Watching an online fitting video when you first get your mask can also help make sure you have your mask fitted correctly and comfortably. You can find these videos on our mask product pages.
Some CPAP users also like to use mask liners; these can help with your mask’s comfort and create a hygienic barrier between the mask and your skin.
If you’re in need of any help with your mask, you can always contact our customer service team, who will be happy to advise you.
UNIVERSAL CPAP COMPATIBILITY
All masks are compatible with all CPAP machines. If you are fitting a new mask to your existing CPAP set-up and find your CPAP tubing does not connect to the mask, do not worry. It is likely that part of the old mask is still connected to your tubing.
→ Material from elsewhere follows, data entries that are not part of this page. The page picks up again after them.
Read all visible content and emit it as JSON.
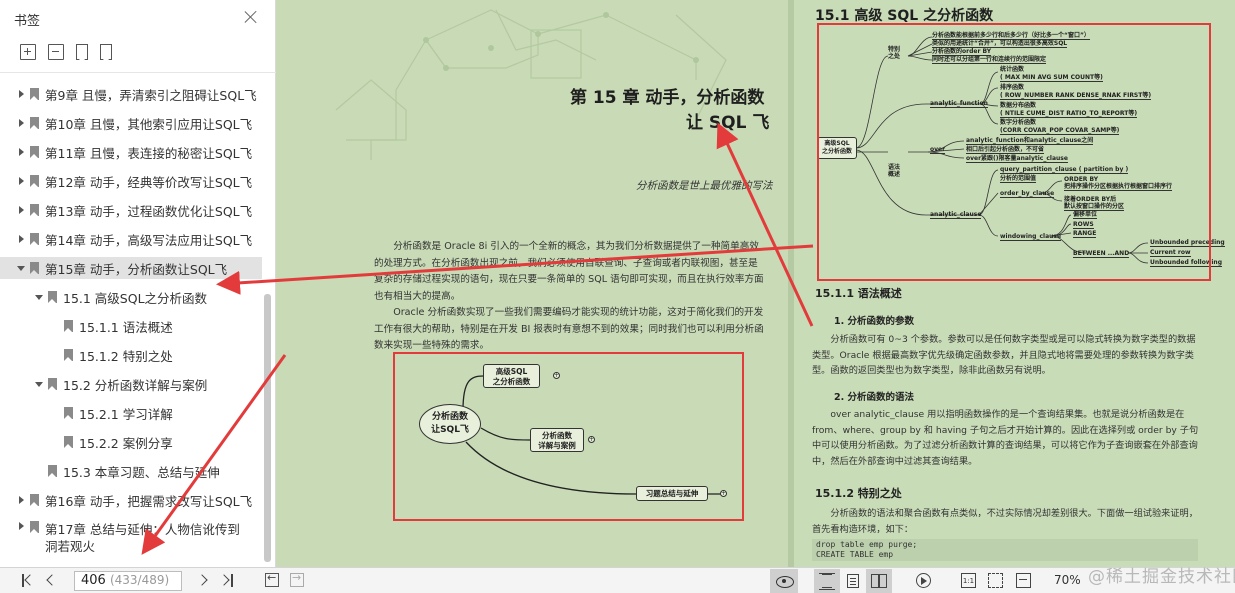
{
  "sidebar": {
    "title": "书签",
    "items": [
      {
        "label": "第9章 且慢，弄清索引之阻碍让SQL飞",
        "level": 0,
        "expander": "right"
      },
      {
        "label": "第10章 且慢，其他索引应用让SQL飞",
        "level": 0,
        "expander": "right"
      },
      {
        "label": "第11章 且慢，表连接的秘密让SQL飞",
        "level": 0,
        "expander": "right"
      },
      {
        "label": "第12章 动手，经典等价改写让SQL飞",
        "level": 0,
        "expander": "right"
      },
      {
        "label": "第13章 动手，过程函数优化让SQL飞",
        "level": 0,
        "expander": "right"
      },
      {
        "label": "第14章 动手，高级写法应用让SQL飞",
        "level": 0,
        "expander": "right"
      },
      {
        "label": "第15章 动手，分析函数让SQL飞",
        "level": 0,
        "expander": "down",
        "active": true
      },
      {
        "label": "15.1 高级SQL之分析函数",
        "level": 1,
        "expander": "down"
      },
      {
        "label": "15.1.1 语法概述",
        "level": 2,
        "expander": "none"
      },
      {
        "label": "15.1.2 特别之处",
        "level": 2,
        "expander": "none"
      },
      {
        "label": "15.2 分析函数详解与案例",
        "level": 1,
        "expander": "down"
      },
      {
        "label": "15.2.1 学习详解",
        "level": 2,
        "expander": "none"
      },
      {
        "label": "15.2.2 案例分享",
        "level": 2,
        "expander": "none"
      },
      {
        "label": "15.3 本章习题、总结与延伸",
        "level": 1,
        "expander": "none"
      },
      {
        "label": "第16章 动手，把握需求改写让SQL飞",
        "level": 0,
        "expander": "right"
      },
      {
        "label": "第17章 总结与延伸：人物信讹传到洞若观火",
        "level": 0,
        "expander": "right"
      }
    ]
  },
  "toolbar": {
    "current_page": "406",
    "page_total": "(433/489)",
    "zoom": "70%"
  },
  "watermark": "@稀土掘金技术社区",
  "left_page": {
    "chapter_title": "第 15 章   动手，分析函数",
    "chapter_subtitle": "让 SQL 飞",
    "quote": "分析函数是世上最优雅的写法",
    "para1": "分析函数是 Oracle 8i 引入的一个全新的概念，其为我们分析数据提供了一种简单高效的处理方式。在分析函数出现之前，我们必须使用自联查询、子查询或者内联视图，甚至是复杂的存储过程实现的语句，现在只要一条简单的 SQL 语句即可实现，而且在执行效率方面也有相当大的提高。",
    "para2": "Oracle 分析函数实现了一些我们需要编码才能实现的统计功能，这对于简化我们的开发工作有很大的帮助，特别是在开发 BI 报表时有意想不到的效果；同时我们也可以利用分析函数来实现一些特殊的需求。",
    "mindmap": {
      "root": "分析函数\n让SQL飞",
      "nodes": [
        "高级SQL\n之分析函数",
        "分析函数\n详解与案例",
        "习题总结与延伸"
      ]
    }
  },
  "right_page": {
    "section_title": "15.1   高级 SQL 之分析函数",
    "mindmap": {
      "root": "高级SQL\n之分析函数",
      "special": "特别\n之处",
      "special_items": [
        "分析函数能根据前多少行和后多少行（好比多一个“窗口”）",
        "类似的用途统计“合并”，可以构造出很多高效SQL",
        "分析函数的order BY",
        "同时还可以分组第一行和连续行的范围限定"
      ],
      "grammar": "语法\n概述",
      "analytic_function": "analytic_function",
      "af_items": [
        {
          "head": "统计函数",
          "sub": "( MAX MIN AVG SUM COUNT等)"
        },
        {
          "head": "排序函数",
          "sub": "( ROW_NUMBER RANK DENSE_RNAK  FIRST等)"
        },
        {
          "head": "数据分布函数",
          "sub": "( NTILE CUME_DIST  RATIO_TO_REPORT等)"
        },
        {
          "head": "数字分析函数",
          "sub": "(CORR  COVAR_POP  COVAR_SAMP等)"
        }
      ],
      "over": "over",
      "over_items": [
        "analytic_function和analytic_clause之间",
        "相口后引起分析函数，不可省",
        "over紧跟()限客量analytic_clause"
      ],
      "analytic_clause": "analytic_clause",
      "qpc": "query_partition_clause ( partition by )",
      "qpc_sub": "分析的范围值",
      "order_by": "order_by_clause",
      "order_items": [
        "ORDER BY",
        "把排序操作分区根据执行根据窗口排序行",
        "接着ORDER BY后",
        "默认按窗口操作的分区"
      ],
      "windowing": "windowing_clause",
      "win_items": [
        "偏移单位",
        "ROWS",
        "RANGE"
      ],
      "between": "BETWEEN ...AND",
      "between_items": [
        "Unbounded preceding",
        "Current row",
        "Unbounded following"
      ]
    },
    "h2_1": "15.1.1   语法概述",
    "h3_1": "1. 分析函数的参数",
    "p_params": "分析函数可有 0~3 个参数。参数可以是任何数字类型或是可以隐式转换为数字类型的数据类型。Oracle 根据最高数字优先级确定函数参数，并且隐式地将需要处理的参数转换为数字类型。函数的返回类型也为数字类型，除非此函数另有说明。",
    "h3_2": "2. 分析函数的语法",
    "p_syntax": "over analytic_clause 用以指明函数操作的是一个查询结果集。也就是说分析函数是在 from、where、group by 和 having 子句之后才开始计算的。因此在选择列或 order by 子句中可以使用分析函数。为了过滤分析函数计算的查询结果，可以将它作为子查询嵌套在外部查询中，然后在外部查询中过滤其查询结果。",
    "h2_2": "15.1.2   特别之处",
    "p_special": "分析函数的语法和聚合函数有点类似，不过实际情况却差别很大。下面做一组试验来证明，首先看构造环境，如下：",
    "code": "drop table emp purge;\nCREATE TABLE emp"
  },
  "colors": {
    "page_background": "#c8dab6",
    "annotation_red": "#e33b3b",
    "active_item_bg": "#e2e2e2"
  },
  "icons": [
    "close-icon",
    "expand-all-icon",
    "collapse-all-icon",
    "add-bookmark-icon",
    "find-bookmark-icon",
    "bookmark-icon",
    "first-page-icon",
    "prev-page-icon",
    "next-page-icon",
    "last-page-icon",
    "back-icon",
    "forward-icon",
    "eye-protection-icon",
    "scroll-mode-icon",
    "single-page-icon",
    "double-page-icon",
    "play-icon",
    "actual-size-icon",
    "fit-page-icon",
    "fit-width-icon"
  ]
}
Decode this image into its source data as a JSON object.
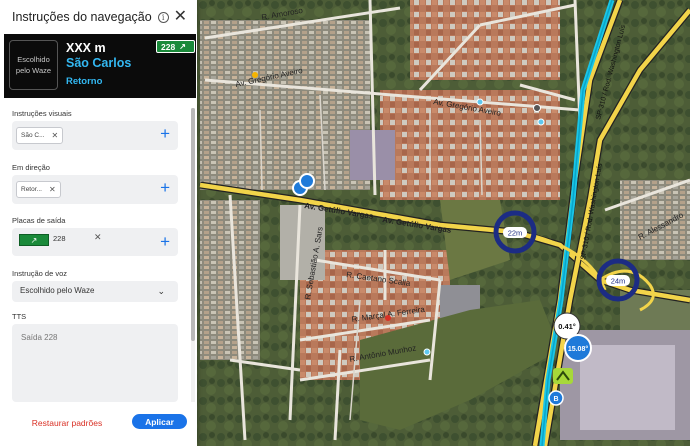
{
  "panel": {
    "title": "Instruções do navegação",
    "info_icon": "info-icon",
    "close_icon": "close-icon"
  },
  "preview": {
    "thumb_text": "Escolhido pelo Waze",
    "distance": "XXX m",
    "city": "São Carlos",
    "subtitle": "Retorno",
    "exit_badge": "228"
  },
  "sections": {
    "visual": {
      "label": "Instruções visuais",
      "chip": "São C..."
    },
    "direction": {
      "label": "Em direção",
      "chip": "Retor..."
    },
    "exit_signs": {
      "label": "Placas de saída",
      "value": "228"
    },
    "voice": {
      "label": "Instrução de voz",
      "selected": "Escolhido pelo Waze"
    },
    "tts": {
      "label": "TTS",
      "placeholder": "Saída 228"
    }
  },
  "footer": {
    "reset_label": "Restaurar padrões",
    "apply_label": "Aplicar"
  },
  "map": {
    "streets": {
      "getulio": "Av. Getúlio Vargas",
      "gregorio": "Av. Gregório Aveiro",
      "gregorio2": "Av. Gregório Aveiro",
      "caetano": "R. Caetano Scalla",
      "marcal": "R. Marçal A. Ferreira",
      "antonio": "R. Antônio Munhoz",
      "sebastiao": "R. Sebastião A. Sars",
      "amoroso": "R. Amoroso",
      "alessandro": "R. Alessandro",
      "washington": "SP-310 / Rod. Washington Luís"
    },
    "segments": {
      "seg_a": "22m",
      "seg_b": "24m",
      "speed_a": "0.41°",
      "speed_b": "15.08°",
      "marker": "B"
    }
  }
}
If you compare the two ends of the CPAP tubing, both ends should look the same (unless you are using a heated hose). If they are not, identify the rogue part and remove it (this may take some effort, but it will come out). Once removed, the tube should then connect to your new mask without a problem.
CPAP Masks FAQs
CPAP masks work with various sleeping positions, but certain masks are better for specific positions. For instance, if you like sleeping on your side or stomach, nasal cushion masks and nasal pillow masks are usually a good fit. On the other hand, full-face masks offer stability for people who tend to change positions often during sleep.
You can enhance your comfort with items like CPAP pillows, which have special cut-outs on the side. The cut-outs prevent the mask from being dislodged when sleeping on your side.
Masks are medical equipment and cannot be returned once opened or used. However, if you purchase mask fit insurance or choose one of the risk-free CPAP masks you can return the mask for a refund.
If you are considering trying a mask for the first time, you can confidently order using Mask Fit Insurance. Mask Fit Insurance costs £14.99 for nasal masks and £19.99 for full-face masks. Mask-fit insurance allows you to return a mask for a refund if it is unsuitable.
Make sure to clean your masks and CPAP equipment regularly. You are advised to wash the mask, tubing and CPAP water chamber at least once weekly.
Clean your mask in the morning after each night’s use with some Sleep Apnoea mask wipes or warm, soapy water. Please be aware that non-specific CPAP mask wipes may contain alcohol, which can damage your mask.
It only takes a few minutes:-
- Unplug your device and disconnect the mask.
- Disassemble the mask and wash the parts thoroughly with warm, soapy water. Avoid strong detergents, which can damage the mask and leave harmful residues behind.
- Rinse the parts thoroughly in warm, drinking-quality water.
- Place the parts on a flat surface on a towel to dry naturally. Avoid placing them in direct sunlight or on a radiator
For a comprehensive guide, see our article: How to effectively clean your CPAP equipment.
If your CPAP mask used to seal well but is now leaking, it might mean the cushion is wearing out. The silicone in most CPAP masks weakens over time, making it less effective. While tightening the headgear can help for a while, it won’t be a long-term solution.
To fix the issue, replacing the cushion should work. You should purchase a new mask if the cushion cannot be replaced.
For more information on solving mask leaks – check out our comprehensive guide.
The lifespan of a CPAP mask can vary, but, in general, you might need to replace certain parts every few months. The cushions may need replacing every 3 months. The headgear and straps might last a bit longer, usually up to 6 months to a year. Full-face masks could require replacement every 3-6 months.
Look for any signs of wear, like leaks or cracks. Regularly clean and maintain your mask to make it last longer. If you notice issues, it’s a good idea to replace the necessary parts or the whole mask. Check the user manual for cleaning and replacement guidelines.